Critics of the controversial identity cards say the scheme will be hugely expensive and have questioned what benefits it will bring.
They hope Mr Thomas's decision will end a "cover-up" over details of the scheme, which was approved by Parliament earlier this year.
All government departments affected by the scheme have drawn up reports about its long-term benefits.
Three feasibility reports drawn up by Department of Work and Pensions (DWP) officials examined the potential impact on identity fraud - one of the key reasons ministers have used to justify the cards.
They also looked at any possible risks the cards could pose to the department's work.
'Strong public interest'

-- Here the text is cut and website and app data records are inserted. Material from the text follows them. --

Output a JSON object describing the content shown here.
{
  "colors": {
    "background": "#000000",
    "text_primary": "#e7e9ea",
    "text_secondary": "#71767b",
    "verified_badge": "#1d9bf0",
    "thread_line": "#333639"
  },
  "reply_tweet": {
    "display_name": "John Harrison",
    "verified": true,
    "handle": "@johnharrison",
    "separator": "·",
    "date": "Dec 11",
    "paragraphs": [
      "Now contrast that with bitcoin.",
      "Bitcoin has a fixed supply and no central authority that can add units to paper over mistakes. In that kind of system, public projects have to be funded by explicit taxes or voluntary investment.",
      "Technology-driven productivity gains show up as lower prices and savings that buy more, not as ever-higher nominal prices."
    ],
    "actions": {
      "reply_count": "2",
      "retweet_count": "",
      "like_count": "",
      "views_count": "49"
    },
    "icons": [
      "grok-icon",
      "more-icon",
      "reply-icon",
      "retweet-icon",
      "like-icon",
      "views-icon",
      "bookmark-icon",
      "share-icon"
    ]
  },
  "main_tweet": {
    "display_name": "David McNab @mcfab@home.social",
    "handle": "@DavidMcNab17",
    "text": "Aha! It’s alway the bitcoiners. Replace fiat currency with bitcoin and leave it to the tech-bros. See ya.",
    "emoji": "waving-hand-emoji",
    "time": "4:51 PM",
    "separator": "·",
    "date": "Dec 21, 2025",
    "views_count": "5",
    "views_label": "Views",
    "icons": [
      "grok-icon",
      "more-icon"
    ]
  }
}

Lib Dem Mark Oaten asked for a copy of the reports - with sensitive information removed - when he was the party's home affairs spokesman in 2004.

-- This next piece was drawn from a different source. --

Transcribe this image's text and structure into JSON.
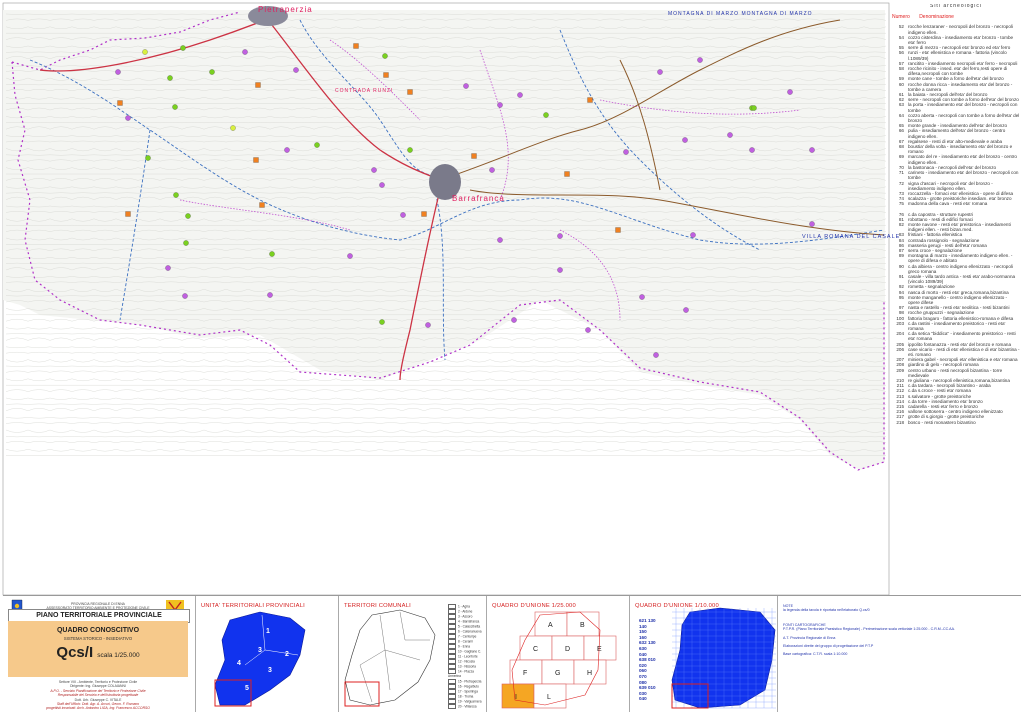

But he was told that making them public could make it harder to get value for money when the government handed out contracts to firms to set up the scheme.
The department also said releasing such information prematurely could stop ministers and officials discussing the pros and cons of policies.
The government lost its case when the decision went to the information watchdog.
In his ruling, Mr Thomas says the information is covered by exemptions to the openness laws - but those are outweighed by the benefits of publishing the reports.
"There is clearly a strong public interest in the public knowing whether the introduction of identity cards will bring benefits to the DWP, and to other government departments, and if so what those benefits will be," he says.
'Right to know'
Mr Thomas says the reports will help informed public debate of the ID card issue - including whether it ought to be compulsory to carry the cards.
"It will allow the public to make a more accurate assessment of whether the significant costs of the scheme are justified by the benefits it is likely to deliver in areas such as the prevention of benefit fraud," says Mr Thomas.
The watchdog has examined the reports and says he can see no information which would put the government's work at risk.
The verdict was welcomed by Lib Dem home affairs spokesman Nick Clegg.
He said: "This decision will hopefully bring to an end the government's attempts to cover up details of the ID cards programme.
"With the cost of ID cards likely to run to billions of pounds, the public has the right to know whether they will be value for money and if the government can really handle a project of this size.
"It is a measure of the government's failure to justify ID cards that during the passage of the bill they never once released a full estimate of its costs and impact.
"Hopefully this decision will lead to a belated revelation of those costs and impacts on the government of this massive scheme."